Casino initiative creates uncertain revenue forecast
The city of Hot Springs said it has not projected how the casino gaming amendment voters approved Tuesday night will affect general fund revenues.
Oaklawn Racing and Gaming will be granted one of four casino gaming licenses under the amendment to the state Constitution. The city and Garland County will receive a percentage of the tax applied to net casino gaming receipts, according to the ballot title voters approved. They currently receive a percentage of net wagering revenues, which are defined as wagers less winnings.
The Arkansas Department of Finance and Administration said under Oaklawn’s current games-of-skill license, the city and county receive 1.5 and 0.5 percent, respectively, of net wagering revenues. The state receives
18 percent, a cut DFA said generated
$64.3 million during the fiscal year that ended June 30.
The city finance department said Wednesday the general fund has received $1,652,921 from the games-ofskill tax since the first of the year.

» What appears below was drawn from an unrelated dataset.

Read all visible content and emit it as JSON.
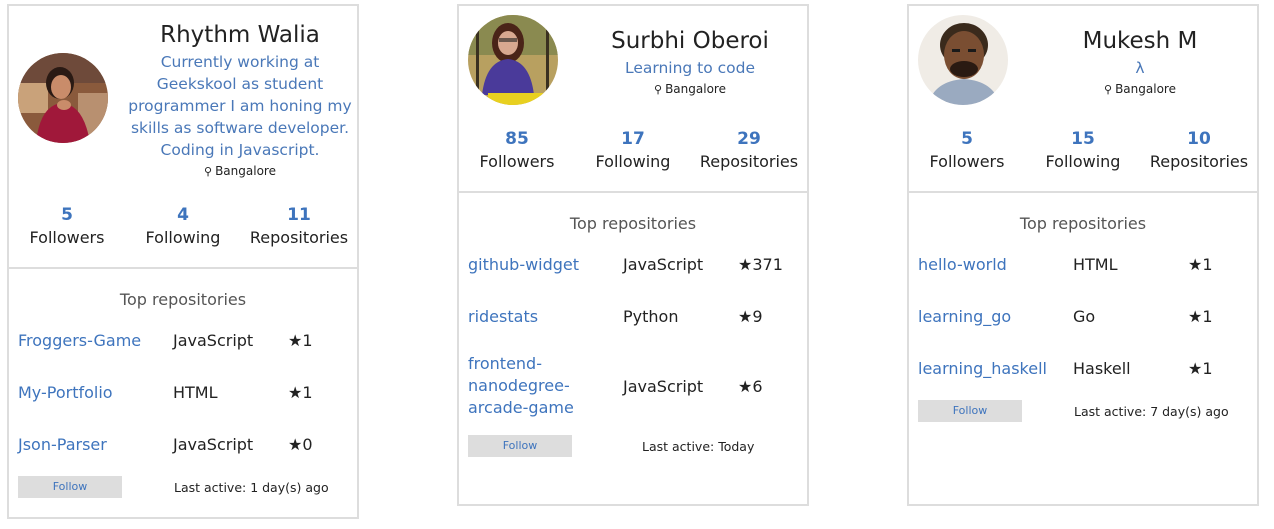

The
5-percent increase the finance department projects for next year raises the city’s expected share to $2,264,500. The city said it has not formally projected revenues for the tax and distribution formula stipulated in the amendment.
Garland County’s 2018 budget projected $525,000 in revenue from the county’s percentage of Oaklawn’s net gaming receipts.
According to the ballot title approved Tuesday night, the city and county will receive a percentage of the tax levied on Oaklawn’s net casino gaming receipts. The amendment applies a 13-percent tax to the first $150 million of net gaming receipts during the fiscal year, with the city receiving 19.5 percent of the tax and the county getting 8 percent. The levy increases to 20 percent on receipts of more than $150 million.
The state general fund will get 55 percent of the tax, and the Arkansas
Racing Commission Purse and Awards Fund will get 17.5 percent of the tax receipts generated by all four casino licensees. The Racing Commission will license Oaklawn and Southland Racing Corp. in West Memphis automatically. Applications will have to be submitted for licenses the amendment reserves for Pope and Jefferson counties.
The Driving Arkansas Forward ballot question committee that organized the casino initiative was supported by the Downstream Development Authority of the Quapaw Tribe and Cherokee Nation Businesses LLC, according to financial reports the committee filed with the Arkansas Ethics Commission.
The Quapaw Tribe of Oklahoma owns and operates the Downstream Casino Resort in Quapaw, Okla., and Cherokee Nation Businesses own Hard Rock Hotel and Casino Tulsa. Financial reports show they contributed almost $5.9 million of the $6.9 million spent on the casino advocacy campaign through Oct. 27.
City voters narrowly approved games of skill at Oaklawn in a 2005 special election enabled by the Legislature’s passage of a local ballot option for games of skill at horse racing and greyhound racing parks. The license, according to the 2005 statute that authorized the local election, allows Oaklawn to offer games “played through any electronic device or machine that afford an opportunity for the exercise of skill or judgment where the outcome is not completely controlled by chance alone.”
The amendment defines casino gaming more broadly than the games of skill language.
DFA said it expects Oaklawn and Southland to be licensed by July 1. The tax and distribution formula stipulated in the amendment will take effect at that time, DFA said.